24,583 BitTorrenters headed to the Hurt Locker

War is a drug, eh? Maybe pirating movies is too
War is a drug, eh? Maybe pirating movies is too

The makers of the Oscar-winning movie The Hurt Locker have filed a lawsuit targeting at least 24,583 people alleged to have downloaded the film illegally using BitTorrent.

Voltage Pictures, the company behind the Kathryn Bigelow war picture, had already begun litigation against 5,000 BitTorrent users, but that figure has now shot up by almost 20,000.

The company will be looking to recoup losses from each torrenter; settling out of court generally sees the defendant paying $2,000 - $3,000 each. If all 24,583 can be persuaded to settle, that's a minimum of $49,166,000 in Voltage's pocket (£30,400,882.06).

It's no great surprise that The Hurt Locker makers are so keen on the legal action, after producer Nicolas Chartier sent a heated email to a reader defending the lawsuits.

The pain cupboard

As well as winning more Academy awards than The Expendables, The Hurt Locker has now also taken the title of most file-sharers targeted in one law suit from the Sly Stallone action flick.

Just a couple of weeks ago, the people behind The Expendables took action against around 23,000 file sharers which was, at the time, a record.

Judge Beryl Howell, who is residing over The Hurt Locker case, is yet to decide whether Voltage is allowed to go ahead with the case, but if we'd torrented it, we'd be starting to feel a little hot under the collar right about now.

Still, at least The Hurt Locker defendants don't have to admit to having watched The Expendables. Small mercies.

Via TorrentFreak

News Editor (UK)

Former UK News Editor for TechRadar, it was a perpetual challenge among the TechRadar staff to send Kate (Twitter, Google+) a link to something interesting on the internet that she hasn't already seen.
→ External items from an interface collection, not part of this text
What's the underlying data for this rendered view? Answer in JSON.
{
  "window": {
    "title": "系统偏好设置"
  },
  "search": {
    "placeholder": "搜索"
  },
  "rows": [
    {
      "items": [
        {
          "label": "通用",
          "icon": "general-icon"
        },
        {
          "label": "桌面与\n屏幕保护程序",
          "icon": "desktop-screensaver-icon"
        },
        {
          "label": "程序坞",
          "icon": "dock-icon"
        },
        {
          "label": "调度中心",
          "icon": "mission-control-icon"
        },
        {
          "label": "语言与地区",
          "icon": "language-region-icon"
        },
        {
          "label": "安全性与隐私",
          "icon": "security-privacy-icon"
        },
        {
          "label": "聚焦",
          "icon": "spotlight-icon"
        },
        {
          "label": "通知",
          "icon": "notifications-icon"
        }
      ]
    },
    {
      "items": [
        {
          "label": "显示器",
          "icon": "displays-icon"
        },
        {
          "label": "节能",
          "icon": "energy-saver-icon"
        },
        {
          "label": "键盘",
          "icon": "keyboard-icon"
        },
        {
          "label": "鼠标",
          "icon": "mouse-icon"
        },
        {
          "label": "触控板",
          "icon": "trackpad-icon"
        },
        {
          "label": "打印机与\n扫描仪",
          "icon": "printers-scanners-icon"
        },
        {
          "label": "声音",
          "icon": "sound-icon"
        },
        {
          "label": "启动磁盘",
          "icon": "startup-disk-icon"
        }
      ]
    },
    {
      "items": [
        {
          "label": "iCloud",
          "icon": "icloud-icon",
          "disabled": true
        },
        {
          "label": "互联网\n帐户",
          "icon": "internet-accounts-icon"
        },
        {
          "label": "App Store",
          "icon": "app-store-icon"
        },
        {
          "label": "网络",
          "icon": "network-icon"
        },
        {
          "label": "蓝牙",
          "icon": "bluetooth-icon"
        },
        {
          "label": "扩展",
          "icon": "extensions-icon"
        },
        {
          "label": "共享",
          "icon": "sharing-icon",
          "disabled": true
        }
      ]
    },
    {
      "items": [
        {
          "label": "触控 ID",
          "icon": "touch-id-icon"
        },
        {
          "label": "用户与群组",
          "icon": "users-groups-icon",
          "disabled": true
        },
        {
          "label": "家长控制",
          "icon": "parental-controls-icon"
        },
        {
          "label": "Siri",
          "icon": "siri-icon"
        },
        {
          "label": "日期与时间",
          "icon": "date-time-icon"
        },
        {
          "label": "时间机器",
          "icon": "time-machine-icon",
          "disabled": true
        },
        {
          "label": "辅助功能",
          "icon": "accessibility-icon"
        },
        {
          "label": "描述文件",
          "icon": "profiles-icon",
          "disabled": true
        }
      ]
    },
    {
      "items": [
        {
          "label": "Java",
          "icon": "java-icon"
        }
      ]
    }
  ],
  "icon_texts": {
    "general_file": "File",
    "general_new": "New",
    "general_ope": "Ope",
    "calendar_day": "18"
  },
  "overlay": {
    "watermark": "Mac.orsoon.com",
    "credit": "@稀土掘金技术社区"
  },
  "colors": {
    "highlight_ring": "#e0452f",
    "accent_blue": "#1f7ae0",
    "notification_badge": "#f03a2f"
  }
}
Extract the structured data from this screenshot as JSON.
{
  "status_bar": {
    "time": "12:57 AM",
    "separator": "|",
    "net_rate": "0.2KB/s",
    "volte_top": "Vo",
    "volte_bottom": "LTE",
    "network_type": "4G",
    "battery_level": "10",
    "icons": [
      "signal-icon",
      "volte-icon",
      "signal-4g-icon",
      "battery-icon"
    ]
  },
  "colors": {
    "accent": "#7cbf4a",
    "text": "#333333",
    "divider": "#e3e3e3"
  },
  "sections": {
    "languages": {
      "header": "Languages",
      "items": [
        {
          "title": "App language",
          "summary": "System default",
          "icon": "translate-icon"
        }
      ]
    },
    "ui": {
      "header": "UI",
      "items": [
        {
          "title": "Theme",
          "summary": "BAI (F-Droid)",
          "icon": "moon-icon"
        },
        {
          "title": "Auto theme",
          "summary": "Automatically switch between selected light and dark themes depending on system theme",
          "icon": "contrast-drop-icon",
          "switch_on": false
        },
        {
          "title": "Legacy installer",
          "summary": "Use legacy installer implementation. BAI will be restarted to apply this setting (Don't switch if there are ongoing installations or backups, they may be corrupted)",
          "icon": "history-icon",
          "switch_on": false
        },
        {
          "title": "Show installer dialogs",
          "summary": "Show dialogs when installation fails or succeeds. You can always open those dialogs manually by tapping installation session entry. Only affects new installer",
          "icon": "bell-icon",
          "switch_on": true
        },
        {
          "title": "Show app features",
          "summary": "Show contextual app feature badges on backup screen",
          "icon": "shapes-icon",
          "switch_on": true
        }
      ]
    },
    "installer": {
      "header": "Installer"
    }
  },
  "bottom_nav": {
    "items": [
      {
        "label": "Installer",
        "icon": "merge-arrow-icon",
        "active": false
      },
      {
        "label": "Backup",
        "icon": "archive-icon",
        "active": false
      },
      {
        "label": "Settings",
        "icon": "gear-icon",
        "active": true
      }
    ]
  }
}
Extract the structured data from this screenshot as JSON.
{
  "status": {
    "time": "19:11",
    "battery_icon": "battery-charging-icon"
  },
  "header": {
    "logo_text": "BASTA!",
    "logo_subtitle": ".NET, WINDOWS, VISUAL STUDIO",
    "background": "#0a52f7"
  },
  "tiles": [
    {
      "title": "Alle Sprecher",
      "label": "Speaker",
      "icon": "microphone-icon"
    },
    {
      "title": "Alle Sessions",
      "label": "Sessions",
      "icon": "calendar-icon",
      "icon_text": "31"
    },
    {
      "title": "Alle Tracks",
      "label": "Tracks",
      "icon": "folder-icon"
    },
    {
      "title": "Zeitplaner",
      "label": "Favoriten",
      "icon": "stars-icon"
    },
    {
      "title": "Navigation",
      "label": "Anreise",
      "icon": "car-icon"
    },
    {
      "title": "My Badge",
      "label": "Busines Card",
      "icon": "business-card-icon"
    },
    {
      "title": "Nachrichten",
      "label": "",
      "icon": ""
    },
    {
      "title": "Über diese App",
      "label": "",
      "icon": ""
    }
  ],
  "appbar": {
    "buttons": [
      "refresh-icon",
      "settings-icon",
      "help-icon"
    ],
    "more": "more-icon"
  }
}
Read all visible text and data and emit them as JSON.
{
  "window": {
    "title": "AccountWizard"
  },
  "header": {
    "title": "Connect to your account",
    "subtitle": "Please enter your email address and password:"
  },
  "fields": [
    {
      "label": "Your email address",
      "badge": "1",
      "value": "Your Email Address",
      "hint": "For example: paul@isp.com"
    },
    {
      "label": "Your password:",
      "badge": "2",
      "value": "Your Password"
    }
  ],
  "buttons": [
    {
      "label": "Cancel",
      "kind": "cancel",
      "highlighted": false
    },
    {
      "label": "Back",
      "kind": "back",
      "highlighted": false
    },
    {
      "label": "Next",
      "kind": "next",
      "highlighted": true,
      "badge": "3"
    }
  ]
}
As TechRadar's News Editor (UK), she was constantly on the hunt for top news and intriguing stories to feed your gadget lust. Kate now enjoys life as a renowned music critic – her words can be found in the i Paper, Guardian, GQ, Metro, Evening Standard and Time Out, and she's also the author of 'Amy Winehouse', a biography of the soul star.